The general public would benefit from wider exposure of this subject since it was given minimal information on which to base a judgment on the Somalian intervention, Naureckas added. The limited amount of information "led to shock and disillusionment when it turned out military intervention was not the easy solution it had been sold as. U.S. citizens need realistic discussions of the real causes of famine if humanitarian efforts are to have real success."

Naureckas charged that the primary beneficiaries of the flawed coverage of Somalia are "the U.S. military and foreign policy apparatus, who treated Somalia as an opportunity for a p.r. victory, while treating Somalis as a conquered people. The oil companies with stakes in Somalia are secondary beneficiaries."

Author Rory Cox, who examined the influence of oil on our Somalian policy for Propaganda Review, said that "While U.S./U.N. involvement in Somalia has been covered widely, scant information is available on the oil-producing potential of the region. This was the gist of my piece, and since I wrote it the story has continued to be virtually ignored, though strangely enough I've heard a few talk-radio hosts rant about it."

Cox feels the public should be aware of the oil potential since "there seems to be a general sense of confusion about the mission in Somalia and its changing nature, i.e. from feeding the starving to chasing a warlord. If the public knew about the oil angle on all of this, they/we would have a clearer picture of the situation, and that there is potentially a resource for us to use (or for oil companies to profit from)."

Cox adds a caveat to his comments, noting that he has not personally been to Somalia, nor is he an expert on the region, but "regardless of what role oil plays, it's potential in Somalia is a well documented fact, and one that should be considered in any debate on the subject."

Mark Fineman, staff writer with the Los Angeles Times, who examined the "oil factor in Somalia," was on assignment in Cypress and not available to comment on his story.

Clarence Page, a syndicated columnist in Chicago, raised another little known fact about our Somalia involvement in his column published October 14, 1993. In trying to understand how we got into the mess in Somalia, Page said "one comes across an ominously familiar name from the past: April Glaspie.
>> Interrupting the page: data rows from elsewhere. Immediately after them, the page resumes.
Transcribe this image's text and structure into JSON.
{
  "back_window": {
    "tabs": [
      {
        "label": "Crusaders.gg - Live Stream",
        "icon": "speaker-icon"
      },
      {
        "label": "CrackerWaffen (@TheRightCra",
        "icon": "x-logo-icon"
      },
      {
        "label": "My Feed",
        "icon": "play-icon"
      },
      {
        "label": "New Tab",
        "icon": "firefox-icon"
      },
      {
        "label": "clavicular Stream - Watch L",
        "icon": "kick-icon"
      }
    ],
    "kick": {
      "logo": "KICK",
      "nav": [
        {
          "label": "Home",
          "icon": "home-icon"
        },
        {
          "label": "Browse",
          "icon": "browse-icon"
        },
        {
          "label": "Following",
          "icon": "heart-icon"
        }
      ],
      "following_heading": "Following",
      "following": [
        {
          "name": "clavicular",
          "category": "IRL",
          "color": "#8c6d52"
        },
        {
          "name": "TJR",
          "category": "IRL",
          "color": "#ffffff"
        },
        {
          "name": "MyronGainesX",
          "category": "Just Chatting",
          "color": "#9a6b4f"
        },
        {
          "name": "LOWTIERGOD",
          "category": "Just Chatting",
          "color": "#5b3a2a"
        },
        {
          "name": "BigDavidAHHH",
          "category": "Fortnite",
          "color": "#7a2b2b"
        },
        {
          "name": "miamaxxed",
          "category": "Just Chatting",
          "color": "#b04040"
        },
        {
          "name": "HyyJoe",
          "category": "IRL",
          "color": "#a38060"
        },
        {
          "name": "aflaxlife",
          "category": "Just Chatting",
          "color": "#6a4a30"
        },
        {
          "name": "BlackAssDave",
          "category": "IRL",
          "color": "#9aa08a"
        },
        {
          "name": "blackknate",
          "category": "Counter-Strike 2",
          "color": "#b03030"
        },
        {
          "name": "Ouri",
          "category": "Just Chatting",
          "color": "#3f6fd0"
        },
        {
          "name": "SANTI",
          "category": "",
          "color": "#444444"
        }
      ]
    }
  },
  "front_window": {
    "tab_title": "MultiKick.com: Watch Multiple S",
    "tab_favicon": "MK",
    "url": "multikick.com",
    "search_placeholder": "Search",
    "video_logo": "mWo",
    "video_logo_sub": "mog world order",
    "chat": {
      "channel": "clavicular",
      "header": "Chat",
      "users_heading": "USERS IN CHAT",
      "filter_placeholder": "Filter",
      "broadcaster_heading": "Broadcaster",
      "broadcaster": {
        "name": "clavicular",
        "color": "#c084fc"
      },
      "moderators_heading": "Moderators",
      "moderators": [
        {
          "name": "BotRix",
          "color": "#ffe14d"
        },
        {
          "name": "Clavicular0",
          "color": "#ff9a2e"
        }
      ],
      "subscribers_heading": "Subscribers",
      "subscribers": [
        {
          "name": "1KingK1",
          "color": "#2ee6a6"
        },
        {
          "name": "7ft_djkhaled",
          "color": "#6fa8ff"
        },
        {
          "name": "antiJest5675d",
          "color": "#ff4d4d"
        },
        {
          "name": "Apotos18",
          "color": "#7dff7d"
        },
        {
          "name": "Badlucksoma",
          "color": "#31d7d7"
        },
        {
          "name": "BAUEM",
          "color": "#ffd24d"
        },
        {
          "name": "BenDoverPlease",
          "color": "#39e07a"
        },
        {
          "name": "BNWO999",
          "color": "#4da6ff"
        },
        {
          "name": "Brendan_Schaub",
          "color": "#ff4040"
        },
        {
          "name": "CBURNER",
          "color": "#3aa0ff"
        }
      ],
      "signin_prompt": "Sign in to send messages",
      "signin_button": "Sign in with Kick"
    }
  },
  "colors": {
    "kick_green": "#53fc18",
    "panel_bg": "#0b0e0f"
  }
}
Yes, the same former ambassador to Iraq who many believe inadvertently signaled during a meeting with Saddam Hussein that the Bush administration would not get all that upset if he invaded Kuwait.

"Glaspie has re-emerged like the Typhoid Mary of American diplomacy as a senior adviser to the United Nations in Somalia, our latest disaster," Page said.

Page reports that Glaspie may have played a key role in turning Aidid against the U.N. and the United States at a time when he was cooperating with peacemaking efforts.